§ What you will do
Copy out all of the records, exactly as they appear.

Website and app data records
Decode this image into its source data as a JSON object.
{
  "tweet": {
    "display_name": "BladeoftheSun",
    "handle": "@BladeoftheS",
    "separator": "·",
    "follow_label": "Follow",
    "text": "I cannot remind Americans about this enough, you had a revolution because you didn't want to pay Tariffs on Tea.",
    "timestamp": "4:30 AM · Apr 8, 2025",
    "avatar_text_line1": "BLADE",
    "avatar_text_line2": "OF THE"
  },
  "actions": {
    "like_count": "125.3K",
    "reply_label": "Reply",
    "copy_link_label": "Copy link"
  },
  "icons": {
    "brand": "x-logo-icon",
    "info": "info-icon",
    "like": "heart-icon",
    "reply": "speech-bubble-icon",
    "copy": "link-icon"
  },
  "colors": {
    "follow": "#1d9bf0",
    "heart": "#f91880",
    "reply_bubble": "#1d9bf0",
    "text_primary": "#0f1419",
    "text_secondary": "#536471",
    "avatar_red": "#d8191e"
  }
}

§ The completed task
Decode this image into its source data as a JSON object.
{
  "tweet": {
    "display_name": "BladeoftheSun",
    "handle": "@BladeoftheS",
    "separator": "·",
    "follow_label": "Follow",
    "text": "I cannot remind Americans about this enough, you had a revolution because you didn't want to pay Tariffs on Tea.",
    "timestamp": "4:30 AM · Apr 8, 2025",
    "avatar_text_line1": "BLADE",
    "avatar_text_line2": "OF THE"
  },
  "actions": {
    "like_count": "125.3K",
    "reply_label": "Reply",
    "copy_link_label": "Copy link"
  },
  "icons": {
    "brand": "x-logo-icon",
    "info": "info-icon",
    "like": "heart-icon",
    "reply": "speech-bubble-icon",
    "copy": "link-icon"
  },
  "colors": {
    "follow": "#1d9bf0",
    "heart": "#f91880",
    "reply_bubble": "#1d9bf0",
    "text_primary": "#0f1419",
    "text_secondary": "#536471",
    "avatar_red": "#d8191e"
  }
}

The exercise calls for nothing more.